**What the task asks**
Which lines of the data below contain "Randomness"? Please show them all.

**Exercise data**

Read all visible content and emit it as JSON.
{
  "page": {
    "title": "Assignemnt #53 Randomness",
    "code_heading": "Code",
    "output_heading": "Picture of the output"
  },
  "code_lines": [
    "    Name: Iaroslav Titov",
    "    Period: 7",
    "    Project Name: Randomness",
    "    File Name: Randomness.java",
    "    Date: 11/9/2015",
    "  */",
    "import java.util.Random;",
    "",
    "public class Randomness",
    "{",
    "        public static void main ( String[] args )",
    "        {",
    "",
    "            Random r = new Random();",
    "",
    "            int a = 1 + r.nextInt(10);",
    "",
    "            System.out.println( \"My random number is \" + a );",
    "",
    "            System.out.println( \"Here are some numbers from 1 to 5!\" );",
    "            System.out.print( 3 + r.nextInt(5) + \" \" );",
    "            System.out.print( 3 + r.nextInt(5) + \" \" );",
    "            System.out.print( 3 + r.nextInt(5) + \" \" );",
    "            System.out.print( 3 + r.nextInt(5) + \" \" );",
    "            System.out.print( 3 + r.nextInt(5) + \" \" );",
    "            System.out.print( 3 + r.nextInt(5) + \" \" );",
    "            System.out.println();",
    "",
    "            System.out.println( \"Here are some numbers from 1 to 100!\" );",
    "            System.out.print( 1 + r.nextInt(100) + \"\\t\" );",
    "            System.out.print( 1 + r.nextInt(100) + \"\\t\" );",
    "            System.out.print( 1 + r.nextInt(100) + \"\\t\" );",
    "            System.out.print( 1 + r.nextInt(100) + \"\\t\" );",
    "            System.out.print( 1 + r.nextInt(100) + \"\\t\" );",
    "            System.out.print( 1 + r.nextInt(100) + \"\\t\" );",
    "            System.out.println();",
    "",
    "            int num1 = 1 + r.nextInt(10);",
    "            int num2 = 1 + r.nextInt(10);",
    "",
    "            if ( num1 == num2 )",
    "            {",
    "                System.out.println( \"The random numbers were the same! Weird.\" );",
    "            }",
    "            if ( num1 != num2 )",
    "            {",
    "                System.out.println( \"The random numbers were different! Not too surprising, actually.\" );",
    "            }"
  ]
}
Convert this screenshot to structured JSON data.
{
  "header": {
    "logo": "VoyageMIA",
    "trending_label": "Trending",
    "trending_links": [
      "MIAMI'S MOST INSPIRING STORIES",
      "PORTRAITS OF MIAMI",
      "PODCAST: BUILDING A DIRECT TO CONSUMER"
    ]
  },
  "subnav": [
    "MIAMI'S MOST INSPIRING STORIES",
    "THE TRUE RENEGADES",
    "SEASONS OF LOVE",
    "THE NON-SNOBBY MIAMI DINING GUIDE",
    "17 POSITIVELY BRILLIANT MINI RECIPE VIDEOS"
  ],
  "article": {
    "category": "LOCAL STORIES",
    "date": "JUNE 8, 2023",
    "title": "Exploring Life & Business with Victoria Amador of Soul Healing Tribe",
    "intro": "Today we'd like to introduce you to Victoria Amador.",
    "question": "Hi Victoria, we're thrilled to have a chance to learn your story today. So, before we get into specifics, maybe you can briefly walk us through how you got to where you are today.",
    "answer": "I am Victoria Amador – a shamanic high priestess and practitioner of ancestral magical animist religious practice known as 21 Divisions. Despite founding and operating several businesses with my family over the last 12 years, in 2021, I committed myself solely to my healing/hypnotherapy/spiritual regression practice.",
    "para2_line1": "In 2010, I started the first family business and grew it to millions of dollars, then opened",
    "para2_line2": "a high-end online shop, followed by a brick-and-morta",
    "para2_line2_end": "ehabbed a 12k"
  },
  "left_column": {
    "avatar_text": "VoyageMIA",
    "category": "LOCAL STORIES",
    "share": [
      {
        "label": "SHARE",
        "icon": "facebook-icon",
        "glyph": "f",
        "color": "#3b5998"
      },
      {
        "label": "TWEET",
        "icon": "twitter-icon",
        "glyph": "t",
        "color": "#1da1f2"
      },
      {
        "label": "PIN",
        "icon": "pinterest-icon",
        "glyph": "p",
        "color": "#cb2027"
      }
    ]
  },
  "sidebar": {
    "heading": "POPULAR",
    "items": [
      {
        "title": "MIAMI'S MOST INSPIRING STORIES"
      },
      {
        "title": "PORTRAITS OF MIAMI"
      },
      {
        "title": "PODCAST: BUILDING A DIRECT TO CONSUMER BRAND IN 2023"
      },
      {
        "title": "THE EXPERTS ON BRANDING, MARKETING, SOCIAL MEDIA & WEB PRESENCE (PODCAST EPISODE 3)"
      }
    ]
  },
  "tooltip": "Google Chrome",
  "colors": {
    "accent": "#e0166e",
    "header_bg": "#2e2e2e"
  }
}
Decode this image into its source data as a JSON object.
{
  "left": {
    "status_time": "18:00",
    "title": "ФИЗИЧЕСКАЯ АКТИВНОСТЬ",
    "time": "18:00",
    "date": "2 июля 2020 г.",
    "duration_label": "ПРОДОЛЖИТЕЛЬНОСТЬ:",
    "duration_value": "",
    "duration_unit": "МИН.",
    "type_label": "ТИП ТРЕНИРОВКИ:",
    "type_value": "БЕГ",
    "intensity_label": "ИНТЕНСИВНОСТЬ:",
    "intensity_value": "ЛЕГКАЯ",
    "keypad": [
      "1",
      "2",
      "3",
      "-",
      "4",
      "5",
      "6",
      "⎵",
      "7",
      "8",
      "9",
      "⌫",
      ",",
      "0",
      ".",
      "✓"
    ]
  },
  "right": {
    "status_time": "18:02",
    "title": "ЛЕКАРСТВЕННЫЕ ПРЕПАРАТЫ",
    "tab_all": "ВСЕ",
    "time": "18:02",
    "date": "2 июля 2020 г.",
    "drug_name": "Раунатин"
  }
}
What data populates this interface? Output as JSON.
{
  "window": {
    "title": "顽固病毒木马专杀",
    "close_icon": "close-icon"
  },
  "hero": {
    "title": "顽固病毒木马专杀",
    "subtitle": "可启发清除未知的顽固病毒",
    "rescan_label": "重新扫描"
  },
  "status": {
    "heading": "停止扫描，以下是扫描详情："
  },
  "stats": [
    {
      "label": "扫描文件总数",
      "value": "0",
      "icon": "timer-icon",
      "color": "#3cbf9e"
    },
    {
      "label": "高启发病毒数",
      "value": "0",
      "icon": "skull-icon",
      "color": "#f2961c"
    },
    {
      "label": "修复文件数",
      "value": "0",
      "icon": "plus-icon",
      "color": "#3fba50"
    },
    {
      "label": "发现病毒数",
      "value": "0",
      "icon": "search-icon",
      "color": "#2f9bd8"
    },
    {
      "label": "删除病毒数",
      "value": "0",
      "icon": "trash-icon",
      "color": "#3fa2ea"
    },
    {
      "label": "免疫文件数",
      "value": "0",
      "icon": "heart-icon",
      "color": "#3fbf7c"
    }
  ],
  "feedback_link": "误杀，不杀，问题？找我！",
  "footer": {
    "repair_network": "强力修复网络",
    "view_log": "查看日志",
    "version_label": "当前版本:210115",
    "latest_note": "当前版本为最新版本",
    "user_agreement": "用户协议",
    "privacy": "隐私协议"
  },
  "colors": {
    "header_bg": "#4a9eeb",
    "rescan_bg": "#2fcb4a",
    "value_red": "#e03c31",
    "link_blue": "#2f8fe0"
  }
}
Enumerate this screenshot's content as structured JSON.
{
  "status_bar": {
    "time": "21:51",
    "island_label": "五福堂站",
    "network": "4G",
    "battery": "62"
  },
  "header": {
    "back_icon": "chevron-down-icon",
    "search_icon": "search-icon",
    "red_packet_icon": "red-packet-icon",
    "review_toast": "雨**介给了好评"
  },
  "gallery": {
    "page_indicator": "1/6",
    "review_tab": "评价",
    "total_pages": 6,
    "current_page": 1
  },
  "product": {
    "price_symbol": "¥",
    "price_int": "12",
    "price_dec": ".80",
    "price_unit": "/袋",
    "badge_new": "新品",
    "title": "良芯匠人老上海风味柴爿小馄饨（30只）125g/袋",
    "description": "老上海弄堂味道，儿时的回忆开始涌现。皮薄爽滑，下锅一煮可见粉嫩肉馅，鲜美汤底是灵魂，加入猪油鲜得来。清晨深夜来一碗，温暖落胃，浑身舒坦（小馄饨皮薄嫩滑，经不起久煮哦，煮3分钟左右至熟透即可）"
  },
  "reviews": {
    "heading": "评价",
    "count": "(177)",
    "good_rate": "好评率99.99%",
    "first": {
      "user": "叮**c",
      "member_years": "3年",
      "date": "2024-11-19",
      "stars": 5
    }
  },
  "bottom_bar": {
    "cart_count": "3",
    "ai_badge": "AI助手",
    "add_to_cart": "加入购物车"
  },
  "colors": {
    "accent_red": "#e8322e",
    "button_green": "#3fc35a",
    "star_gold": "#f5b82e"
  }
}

**Answer to this problem**
    "title": "Assignemnt #53 Randomness",
    "    Project Name: Randomness",
    "    File Name: Randomness.java",
    "public class Randomness",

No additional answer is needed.